|Making Chipa Guasu sort of a greasy corn bread|
Most of the food is pretty bland overall probably due to the lack of spices native to the region, and the cost to import them. I am not the biggest fan of spicy food, so I have tended to shy away from anything too spicy during my life. That was until I came here, and saw what it really meant to not like spicy food. A bottle of hot sauce in Paraguay would be roughly equivalent to mild BBQ sauce in America. A shockingly high number of people consider ketchup spicy. Every family that I have interacted with tends to have a small bottle of “hot sauce” in the fridge that they’ll occasionally put a drop or two on their rice or empanadas. Any more then two drops and they look at you like you were just served a death sentence. When I lived with a family I would dump the mild sauce on most of my food to give the usually salty bland flavor of the dish as much of a kick as possible. The kids I lived with didn’t understand how I was able to eat after that. On several occasions I saw them spit up their food after putting one drop of the bland concoction on whatever they were eating. The same reaction can be seen with certain types of chewing gum. On several occasions I have received packages containing Dentyne Ice or Eclipse peppermint gum. I would often give it to the kids after they incessantly asked me for hours apiece. They all seemed to like the gum except for the 3-year-old Damian, who would fan his mouth while chewing as if he were trying to fan a fire in his mouth. I can’t recall one instance where he actually chewed the gum for a period of time longer than 5 seconds, but everyday he would ask me for more as if he didn’t remember the day before.
To recap, Paraguayan meat can at time be a bit tough on the stomach. Food is pretty basic with most dishes containing high amounts of salt or sugar. Paraguayans hate spicy food, and consider what I would consider very bland as super spicy. There are many things, particularly the pastas that I find delicious, but there are a lot of things, like tripe, that I struggle with.
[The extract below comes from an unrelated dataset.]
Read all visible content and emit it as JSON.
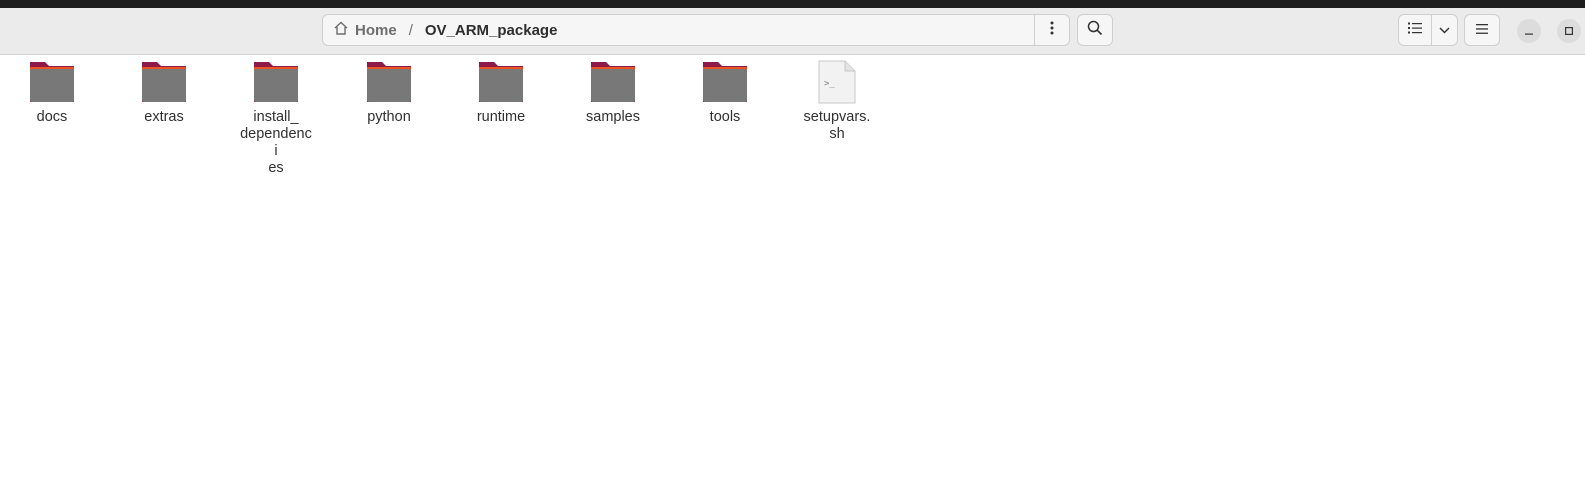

Is Paraguay one of the tougher Peace Corps food countries? I’d say no, but lets just say I’m glad that I’m finally able to cook on my own.